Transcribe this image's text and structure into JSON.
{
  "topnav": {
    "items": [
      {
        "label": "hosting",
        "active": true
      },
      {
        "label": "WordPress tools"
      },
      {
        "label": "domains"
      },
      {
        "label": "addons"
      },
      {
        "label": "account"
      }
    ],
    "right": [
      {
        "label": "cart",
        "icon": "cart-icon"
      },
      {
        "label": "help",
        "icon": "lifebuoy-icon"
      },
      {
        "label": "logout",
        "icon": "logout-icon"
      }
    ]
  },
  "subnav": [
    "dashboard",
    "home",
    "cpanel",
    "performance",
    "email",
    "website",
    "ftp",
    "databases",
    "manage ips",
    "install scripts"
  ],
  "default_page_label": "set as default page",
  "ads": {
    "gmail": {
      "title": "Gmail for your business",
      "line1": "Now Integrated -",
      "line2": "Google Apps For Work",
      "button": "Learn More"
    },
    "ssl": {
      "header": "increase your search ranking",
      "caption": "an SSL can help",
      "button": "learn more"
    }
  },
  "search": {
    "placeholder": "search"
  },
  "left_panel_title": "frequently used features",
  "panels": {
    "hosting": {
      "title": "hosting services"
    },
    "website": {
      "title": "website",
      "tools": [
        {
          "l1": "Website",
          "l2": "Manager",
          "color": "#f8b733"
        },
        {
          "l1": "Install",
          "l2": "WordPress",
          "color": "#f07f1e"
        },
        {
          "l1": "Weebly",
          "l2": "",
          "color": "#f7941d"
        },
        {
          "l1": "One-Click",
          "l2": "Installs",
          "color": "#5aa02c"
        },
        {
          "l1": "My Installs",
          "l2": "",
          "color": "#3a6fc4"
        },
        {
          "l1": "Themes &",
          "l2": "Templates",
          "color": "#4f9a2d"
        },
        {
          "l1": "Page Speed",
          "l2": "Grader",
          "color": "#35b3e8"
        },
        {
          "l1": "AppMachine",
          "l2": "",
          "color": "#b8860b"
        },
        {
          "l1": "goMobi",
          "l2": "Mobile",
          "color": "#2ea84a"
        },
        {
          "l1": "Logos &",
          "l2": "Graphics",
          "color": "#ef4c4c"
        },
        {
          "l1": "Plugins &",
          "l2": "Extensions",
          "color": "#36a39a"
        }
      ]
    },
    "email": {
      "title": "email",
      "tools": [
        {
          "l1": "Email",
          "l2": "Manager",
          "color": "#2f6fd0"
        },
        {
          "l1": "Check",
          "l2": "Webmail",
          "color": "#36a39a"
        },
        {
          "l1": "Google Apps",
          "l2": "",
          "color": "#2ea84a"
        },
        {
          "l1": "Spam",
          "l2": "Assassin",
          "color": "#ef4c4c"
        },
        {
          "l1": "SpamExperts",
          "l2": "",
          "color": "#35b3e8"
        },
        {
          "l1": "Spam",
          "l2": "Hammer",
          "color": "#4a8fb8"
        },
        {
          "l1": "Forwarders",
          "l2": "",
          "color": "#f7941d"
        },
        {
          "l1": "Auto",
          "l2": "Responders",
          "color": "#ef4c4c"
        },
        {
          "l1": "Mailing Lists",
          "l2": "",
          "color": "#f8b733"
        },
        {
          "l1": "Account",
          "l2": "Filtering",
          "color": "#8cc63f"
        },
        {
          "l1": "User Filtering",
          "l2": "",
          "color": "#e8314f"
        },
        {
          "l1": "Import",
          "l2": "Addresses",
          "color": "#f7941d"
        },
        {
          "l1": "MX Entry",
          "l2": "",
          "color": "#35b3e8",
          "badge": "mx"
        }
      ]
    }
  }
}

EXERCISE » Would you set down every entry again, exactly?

SOLVED PROBLEM »
Transcribe this image's text and structure into JSON.
{
  "topnav": {
    "items": [
      {
        "label": "hosting",
        "active": true
      },
      {
        "label": "WordPress tools"
      },
      {
        "label": "domains"
      },
      {
        "label": "addons"
      },
      {
        "label": "account"
      }
    ],
    "right": [
      {
        "label": "cart",
        "icon": "cart-icon"
      },
      {
        "label": "help",
        "icon": "lifebuoy-icon"
      },
      {
        "label": "logout",
        "icon": "logout-icon"
      }
    ]
  },
  "subnav": [
    "dashboard",
    "home",
    "cpanel",
    "performance",
    "email",
    "website",
    "ftp",
    "databases",
    "manage ips",
    "install scripts"
  ],
  "default_page_label": "set as default page",
  "ads": {
    "gmail": {
      "title": "Gmail for your business",
      "line1": "Now Integrated -",
      "line2": "Google Apps For Work",
      "button": "Learn More"
    },
    "ssl": {
      "header": "increase your search ranking",
      "caption": "an SSL can help",
      "button": "learn more"
    }
  },
  "search": {
    "placeholder": "search"
  },
  "left_panel_title": "frequently used features",
  "panels": {
    "hosting": {
      "title": "hosting services"
    },
    "website": {
      "title": "website",
      "tools": [
        {
          "l1": "Website",
          "l2": "Manager",
          "color": "#f8b733"
        },
        {
          "l1": "Install",
          "l2": "WordPress",
          "color": "#f07f1e"
        },
        {
          "l1": "Weebly",
          "l2": "",
          "color": "#f7941d"
        },
        {
          "l1": "One-Click",
          "l2": "Installs",
          "color": "#5aa02c"
        },
        {
          "l1": "My Installs",
          "l2": "",
          "color": "#3a6fc4"
        },
        {
          "l1": "Themes &",
          "l2": "Templates",
          "color": "#4f9a2d"
        },
        {
          "l1": "Page Speed",
          "l2": "Grader",
          "color": "#35b3e8"
        },
        {
          "l1": "AppMachine",
          "l2": "",
          "color": "#b8860b"
        },
        {
          "l1": "goMobi",
          "l2": "Mobile",
          "color": "#2ea84a"
        },
        {
          "l1": "Logos &",
          "l2": "Graphics",
          "color": "#ef4c4c"
        },
        {
          "l1": "Plugins &",
          "l2": "Extensions",
          "color": "#36a39a"
        }
      ]
    },
    "email": {
      "title": "email",
      "tools": [
        {
          "l1": "Email",
          "l2": "Manager",
          "color": "#2f6fd0"
        },
        {
          "l1": "Check",
          "l2": "Webmail",
          "color": "#36a39a"
        },
        {
          "l1": "Google Apps",
          "l2": "",
          "color": "#2ea84a"
        },
        {
          "l1": "Spam",
          "l2": "Assassin",
          "color": "#ef4c4c"
        },
        {
          "l1": "SpamExperts",
          "l2": "",
          "color": "#35b3e8"
        },
        {
          "l1": "Spam",
          "l2": "Hammer",
          "color": "#4a8fb8"
        },
        {
          "l1": "Forwarders",
          "l2": "",
          "color": "#f7941d"
        },
        {
          "l1": "Auto",
          "l2": "Responders",
          "color": "#ef4c4c"
        },
        {
          "l1": "Mailing Lists",
          "l2": "",
          "color": "#f8b733"
        },
        {
          "l1": "Account",
          "l2": "Filtering",
          "color": "#8cc63f"
        },
        {
          "l1": "User Filtering",
          "l2": "",
          "color": "#e8314f"
        },
        {
          "l1": "Import",
          "l2": "Addresses",
          "color": "#f7941d"
        },
        {
          "l1": "MX Entry",
          "l2": "",
          "color": "#35b3e8",
          "badge": "mx"
        }
      ]
    }
  }
}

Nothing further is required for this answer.